These heads are called Moai. They are representations of important ancestors of a tribe.
The people believed that the spirit (Mana) of the ancestor would be preserved in the Moai, as long as the eyes were there, and this would give the tribe strength and wisdom.
The Moai are actually tombs. When an ancestor died a moai was commissioned from the quarry. The body would be bathed in the sea and then left in the sun. It was repeated and the process would take approximately 4 months. Basically the sun and salt water were drying out the body. After this was completed there would be a cremation. Only the bones would be put in a special plain container underneath the Moai.
The red top knots – Pukao – were quarried from Punapau. The top knots were carved rounder than was needed but just enough that when it was rolled to the respective location it would be the right size for the Moai.
The moai were transported by being walked into place, according to the text of the inhabitants. In order to walk them into place ropes were tied and held off by many men as they wiggled the moai into place. Thus the illusion of them walking into place.

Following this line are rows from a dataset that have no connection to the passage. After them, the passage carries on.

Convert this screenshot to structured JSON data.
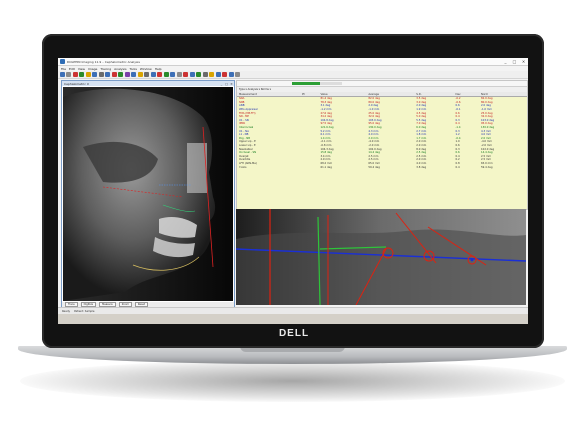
{
  "device": {
    "brand": "DELL"
  },
  "app": {
    "title": "DOLPHIN Imaging 11.9 – Cephalometric Analysis",
    "window_controls": [
      "_",
      "□",
      "✕"
    ]
  },
  "menu": [
    "File",
    "Edit",
    "View",
    "Image",
    "Tracing",
    "Analysis",
    "Tools",
    "Window",
    "Help"
  ],
  "toolbar_colors": [
    "#3d6fb6",
    "#8a8a8a",
    "#c33",
    "#2a8a2a",
    "#d9a400",
    "#3d6fb6",
    "#6b6b6b",
    "#3d6fb6",
    "#c33",
    "#2a8a2a",
    "#7b3fa8",
    "#3d6fb6",
    "#d9a400",
    "#6b6b6b",
    "#3d6fb6",
    "#c33",
    "#2a8a2a",
    "#3d6fb6",
    "#8a8a8a",
    "#c33",
    "#3d6fb6",
    "#2a8a2a",
    "#6b6b6b",
    "#d9a400",
    "#3d6fb6",
    "#c33",
    "#3d6fb6",
    "#8a8a8a"
  ],
  "image_window": {
    "title": "Cephalometric X",
    "status_buttons": [
      "Trace",
      "Digitize",
      "Measure",
      "Zoom",
      "Reset"
    ]
  },
  "table": {
    "progress": 0.55,
    "toolbar_text": "Type ▾   Analysis ▾   Norms ▾",
    "headers": [
      "Measurement",
      "Pt",
      "Value",
      "Average",
      "S.D.",
      "Dev",
      "Norm"
    ],
    "rows": [
      {
        "tone": "red",
        "cells": [
          "SNA",
          "",
          "81.4 deg",
          "82.0 deg",
          "3.5 deg",
          "-0.2",
          "82.0 deg"
        ]
      },
      {
        "tone": "red",
        "cells": [
          "SNB",
          "",
          "78.3 deg",
          "80.0 deg",
          "3.0 deg",
          "-0.6",
          "80.0 deg"
        ]
      },
      {
        "tone": "blue",
        "cells": [
          "ANB",
          "",
          "3.1 deg",
          "2.0 deg",
          "2.0 deg",
          "0.6",
          "2.0 deg"
        ]
      },
      {
        "tone": "blue",
        "cells": [
          "Wits Appraisal",
          "",
          "-1.2 mm",
          "-1.0 mm",
          "1.9 mm",
          "-0.1",
          "-1.0 mm"
        ]
      },
      {
        "tone": "red",
        "cells": [
          "FMA (MP-FH)",
          "",
          "27.6 deg",
          "25.0 deg",
          "4.5 deg",
          "0.6",
          "25.0 deg"
        ]
      },
      {
        "tone": "red",
        "cells": [
          "SN - MP",
          "",
          "34.2 deg",
          "32.0 deg",
          "5.0 deg",
          "0.4",
          "32.0 deg"
        ]
      },
      {
        "tone": "blue",
        "cells": [
          "U1 - SN",
          "",
          "104.8 deg",
          "103.0 deg",
          "5.5 deg",
          "0.3",
          "103.0 deg"
        ]
      },
      {
        "tone": "red",
        "cells": [
          "IMPA",
          "",
          "97.5 deg",
          "95.0 deg",
          "7.0 deg",
          "0.4",
          "95.0 deg"
        ]
      },
      {
        "tone": "green",
        "cells": [
          "Interincisal",
          "",
          "121.6 deg",
          "130.0 deg",
          "6.0 deg",
          "-1.4",
          "130.0 deg"
        ]
      },
      {
        "tone": "blue",
        "cells": [
          "U1 - NA",
          "",
          "5.2 mm",
          "4.3 mm",
          "2.7 mm",
          "0.3",
          "4.3 mm"
        ]
      },
      {
        "tone": "blue",
        "cells": [
          "L1 - NB",
          "",
          "6.1 mm",
          "4.0 mm",
          "1.8 mm",
          "1.2",
          "4.0 mm"
        ]
      },
      {
        "tone": "green",
        "cells": [
          "Pog - NB",
          "",
          "1.4 mm",
          "2.0 mm",
          "1.7 mm",
          "-0.4",
          "2.0 mm"
        ]
      },
      {
        "tone": "dark",
        "cells": [
          "Upper Lip - E",
          "",
          "-2.1 mm",
          "-4.0 mm",
          "2.0 mm",
          "1.0",
          "-4.0 mm"
        ]
      },
      {
        "tone": "dark",
        "cells": [
          "Lower Lip - E",
          "",
          "-0.8 mm",
          "-2.0 mm",
          "2.0 mm",
          "0.6",
          "-2.0 mm"
        ]
      },
      {
        "tone": "dark",
        "cells": [
          "Nasolabial",
          "",
          "104.3 deg",
          "102.0 deg",
          "8.0 deg",
          "0.3",
          "102.0 deg"
        ]
      },
      {
        "tone": "green",
        "cells": [
          "Occlusal - SN",
          "",
          "15.8 deg",
          "14.4 deg",
          "2.5 deg",
          "0.6",
          "14.4 deg"
        ]
      },
      {
        "tone": "dark",
        "cells": [
          "Overjet",
          "",
          "3.4 mm",
          "2.5 mm",
          "2.5 mm",
          "0.4",
          "2.5 mm"
        ]
      },
      {
        "tone": "dark",
        "cells": [
          "Overbite",
          "",
          "2.9 mm",
          "2.5 mm",
          "2.0 mm",
          "0.2",
          "2.5 mm"
        ]
      },
      {
        "tone": "dark",
        "cells": [
          "LFH (ANS-Me)",
          "",
          "68.2 mm",
          "65.0 mm",
          "4.0 mm",
          "0.8",
          "65.0 mm"
        ]
      },
      {
        "tone": "dark",
        "cells": [
          "Y-Axis",
          "",
          "61.1 deg",
          "59.4 deg",
          "3.8 deg",
          "0.4",
          "59.4 deg"
        ]
      }
    ]
  },
  "statusbar": {
    "left": "Ready",
    "right": "Patient: Sample"
  }
}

Initially the moais were not big, no more than 3 m which makes it quite plausible. The ancient ones are only 1 m high. The largest moai standing is approximately 11m, although there is a 22m moai still sleeping in the quarry.

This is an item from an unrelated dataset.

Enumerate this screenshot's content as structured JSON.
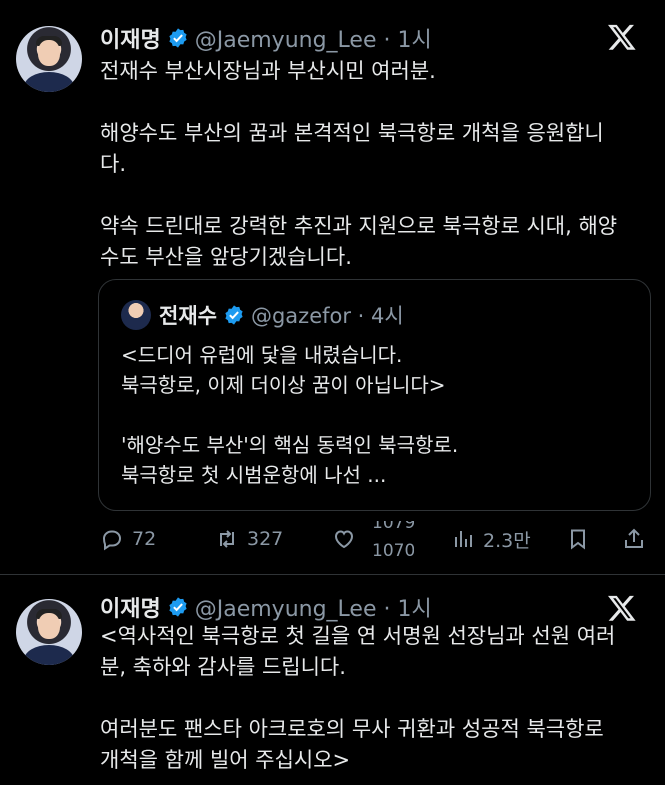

The eyes were made from coral – for the whites – and obsidian for the pupils. Archaeologists did not realized this initially as most of the eyes had been destroyed until they found one in a Moai almost intact.
As the population grew the tribes thought that if the moais were bigger than they would be stronger and wiser. This helps explain why the moais started getting bigger and bigger. At the same time as the population grew the natural resources declined.
Why Were the Moais Knock Down
The island people believe that due to less resources tribal fighting began, and in their [tribes] eyes to defeat a tribe was to take away their ancestral mana. This meant toppling the moai and removing the eyes. This was the ultimate defeat for a tribe.
The island people do not believe that it was from an invasion of conquering people or by earthquakes or tsunamis. Yes, tsunamis have knocked down some moais in recent years. The issue is the number of moais knocked downed all over the island that were on their platforms (ahu) and the number that were just left in the quarry. It points more to the tribal fighting that with anything else.
To be continued……